═════ Data
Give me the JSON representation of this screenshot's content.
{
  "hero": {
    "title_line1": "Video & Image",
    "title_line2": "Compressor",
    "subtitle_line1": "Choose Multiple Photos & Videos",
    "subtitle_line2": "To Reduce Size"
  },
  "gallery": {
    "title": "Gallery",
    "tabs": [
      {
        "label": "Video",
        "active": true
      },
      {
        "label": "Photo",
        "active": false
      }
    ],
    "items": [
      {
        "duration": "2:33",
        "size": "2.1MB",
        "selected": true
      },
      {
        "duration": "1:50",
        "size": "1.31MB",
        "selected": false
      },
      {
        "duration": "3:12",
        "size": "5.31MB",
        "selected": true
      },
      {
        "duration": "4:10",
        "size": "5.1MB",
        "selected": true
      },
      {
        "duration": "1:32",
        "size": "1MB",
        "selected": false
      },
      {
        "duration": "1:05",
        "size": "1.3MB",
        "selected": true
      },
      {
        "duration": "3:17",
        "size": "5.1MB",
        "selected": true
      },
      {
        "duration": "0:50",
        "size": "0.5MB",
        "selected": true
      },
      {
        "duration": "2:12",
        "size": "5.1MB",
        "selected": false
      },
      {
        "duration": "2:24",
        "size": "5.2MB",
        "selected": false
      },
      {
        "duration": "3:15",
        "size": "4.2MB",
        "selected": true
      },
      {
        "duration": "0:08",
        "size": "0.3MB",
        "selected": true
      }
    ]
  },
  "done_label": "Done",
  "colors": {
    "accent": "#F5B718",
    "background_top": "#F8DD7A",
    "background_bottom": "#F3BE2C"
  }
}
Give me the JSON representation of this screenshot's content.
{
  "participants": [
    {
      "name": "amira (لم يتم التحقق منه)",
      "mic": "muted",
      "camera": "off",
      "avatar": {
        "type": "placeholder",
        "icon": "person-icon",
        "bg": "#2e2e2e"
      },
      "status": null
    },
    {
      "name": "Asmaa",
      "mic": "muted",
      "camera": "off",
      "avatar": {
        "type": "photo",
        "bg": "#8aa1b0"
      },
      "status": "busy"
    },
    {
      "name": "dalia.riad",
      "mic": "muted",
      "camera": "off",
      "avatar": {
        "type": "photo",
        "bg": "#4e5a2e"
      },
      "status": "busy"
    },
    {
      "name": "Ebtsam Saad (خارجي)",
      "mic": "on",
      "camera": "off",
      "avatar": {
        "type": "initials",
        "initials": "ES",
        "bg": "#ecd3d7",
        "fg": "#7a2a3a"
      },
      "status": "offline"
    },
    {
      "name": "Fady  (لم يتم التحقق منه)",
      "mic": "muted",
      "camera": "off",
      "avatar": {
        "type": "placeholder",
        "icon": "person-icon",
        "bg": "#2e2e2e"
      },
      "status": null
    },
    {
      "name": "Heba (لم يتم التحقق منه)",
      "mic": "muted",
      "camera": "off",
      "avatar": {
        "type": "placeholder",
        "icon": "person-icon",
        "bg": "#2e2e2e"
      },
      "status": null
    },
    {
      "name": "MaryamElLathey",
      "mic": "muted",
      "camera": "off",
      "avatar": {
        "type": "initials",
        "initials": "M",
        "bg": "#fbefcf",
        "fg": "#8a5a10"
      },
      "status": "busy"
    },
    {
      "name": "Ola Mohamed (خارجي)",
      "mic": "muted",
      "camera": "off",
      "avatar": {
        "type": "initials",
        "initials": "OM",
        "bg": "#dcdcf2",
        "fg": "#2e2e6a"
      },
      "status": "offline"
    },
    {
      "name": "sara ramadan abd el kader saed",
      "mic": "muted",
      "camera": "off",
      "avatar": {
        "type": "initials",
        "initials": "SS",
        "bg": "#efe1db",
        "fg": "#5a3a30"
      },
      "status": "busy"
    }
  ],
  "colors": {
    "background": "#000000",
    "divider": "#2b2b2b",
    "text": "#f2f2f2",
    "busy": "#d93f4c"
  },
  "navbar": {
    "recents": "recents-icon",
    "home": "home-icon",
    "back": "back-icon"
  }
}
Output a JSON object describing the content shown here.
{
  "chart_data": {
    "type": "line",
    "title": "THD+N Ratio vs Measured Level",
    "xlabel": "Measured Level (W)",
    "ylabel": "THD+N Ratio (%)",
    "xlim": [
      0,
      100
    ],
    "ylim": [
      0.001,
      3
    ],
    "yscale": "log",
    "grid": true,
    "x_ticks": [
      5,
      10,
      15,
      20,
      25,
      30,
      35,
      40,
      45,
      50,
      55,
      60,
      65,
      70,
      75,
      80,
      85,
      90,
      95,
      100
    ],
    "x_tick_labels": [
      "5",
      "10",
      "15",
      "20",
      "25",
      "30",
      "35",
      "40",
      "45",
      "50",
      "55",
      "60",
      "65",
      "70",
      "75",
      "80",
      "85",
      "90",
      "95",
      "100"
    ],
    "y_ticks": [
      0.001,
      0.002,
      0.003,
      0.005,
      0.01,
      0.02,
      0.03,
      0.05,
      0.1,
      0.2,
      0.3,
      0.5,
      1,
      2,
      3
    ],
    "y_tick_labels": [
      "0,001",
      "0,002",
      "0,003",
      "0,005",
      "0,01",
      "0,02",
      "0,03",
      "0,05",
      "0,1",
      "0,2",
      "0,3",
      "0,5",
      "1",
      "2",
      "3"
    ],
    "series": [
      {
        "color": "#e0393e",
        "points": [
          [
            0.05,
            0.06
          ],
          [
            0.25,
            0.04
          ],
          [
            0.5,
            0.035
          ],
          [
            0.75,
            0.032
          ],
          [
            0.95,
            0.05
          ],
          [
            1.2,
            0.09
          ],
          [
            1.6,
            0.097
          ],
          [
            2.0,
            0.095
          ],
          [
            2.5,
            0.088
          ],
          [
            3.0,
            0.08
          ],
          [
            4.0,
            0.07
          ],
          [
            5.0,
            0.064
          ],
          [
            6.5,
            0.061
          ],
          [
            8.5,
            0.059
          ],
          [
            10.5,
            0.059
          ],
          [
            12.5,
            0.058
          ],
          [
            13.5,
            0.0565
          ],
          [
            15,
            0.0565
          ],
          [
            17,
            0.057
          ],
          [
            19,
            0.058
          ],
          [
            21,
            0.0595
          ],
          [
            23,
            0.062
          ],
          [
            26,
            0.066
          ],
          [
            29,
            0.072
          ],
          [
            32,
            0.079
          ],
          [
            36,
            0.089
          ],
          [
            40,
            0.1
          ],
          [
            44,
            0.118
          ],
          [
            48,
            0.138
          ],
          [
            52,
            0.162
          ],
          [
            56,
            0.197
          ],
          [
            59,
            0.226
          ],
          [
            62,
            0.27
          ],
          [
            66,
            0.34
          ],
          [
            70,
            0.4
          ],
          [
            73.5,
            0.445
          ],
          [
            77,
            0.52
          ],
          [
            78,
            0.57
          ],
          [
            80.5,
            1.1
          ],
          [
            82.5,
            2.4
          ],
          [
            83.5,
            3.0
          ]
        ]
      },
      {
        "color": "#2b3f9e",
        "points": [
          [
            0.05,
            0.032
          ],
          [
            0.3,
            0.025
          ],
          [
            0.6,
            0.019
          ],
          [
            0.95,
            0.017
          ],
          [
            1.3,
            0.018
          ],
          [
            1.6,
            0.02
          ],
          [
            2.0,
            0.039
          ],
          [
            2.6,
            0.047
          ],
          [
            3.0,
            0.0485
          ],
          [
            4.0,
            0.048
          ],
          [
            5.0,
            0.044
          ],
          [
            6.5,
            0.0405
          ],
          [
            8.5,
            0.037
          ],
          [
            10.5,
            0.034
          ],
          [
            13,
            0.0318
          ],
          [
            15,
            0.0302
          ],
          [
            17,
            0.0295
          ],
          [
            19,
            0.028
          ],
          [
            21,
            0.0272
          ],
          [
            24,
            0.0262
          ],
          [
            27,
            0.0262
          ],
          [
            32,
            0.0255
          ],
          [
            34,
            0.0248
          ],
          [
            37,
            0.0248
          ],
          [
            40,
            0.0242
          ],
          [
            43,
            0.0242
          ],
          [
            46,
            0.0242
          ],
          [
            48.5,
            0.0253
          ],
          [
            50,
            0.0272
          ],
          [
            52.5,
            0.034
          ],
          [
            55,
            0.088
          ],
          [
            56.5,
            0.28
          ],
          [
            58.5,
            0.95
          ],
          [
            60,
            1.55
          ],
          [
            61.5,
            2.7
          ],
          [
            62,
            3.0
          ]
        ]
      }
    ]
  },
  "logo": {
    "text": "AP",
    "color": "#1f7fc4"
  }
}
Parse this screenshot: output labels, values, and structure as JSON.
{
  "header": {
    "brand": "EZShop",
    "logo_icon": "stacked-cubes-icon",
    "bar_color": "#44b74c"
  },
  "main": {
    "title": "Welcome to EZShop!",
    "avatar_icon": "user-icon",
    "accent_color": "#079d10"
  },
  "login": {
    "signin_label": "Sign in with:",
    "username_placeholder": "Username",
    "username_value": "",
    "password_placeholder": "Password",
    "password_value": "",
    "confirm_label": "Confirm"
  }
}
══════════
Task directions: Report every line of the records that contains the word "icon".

Written solution:
        "icon": "person-icon",
        "icon": "person-icon",
        "icon": "person-icon",
    "recents": "recents-icon",
    "home": "home-icon",
    "back": "back-icon"
    "logo_icon": "stacked-cubes-icon",
    "avatar_icon": "user-icon",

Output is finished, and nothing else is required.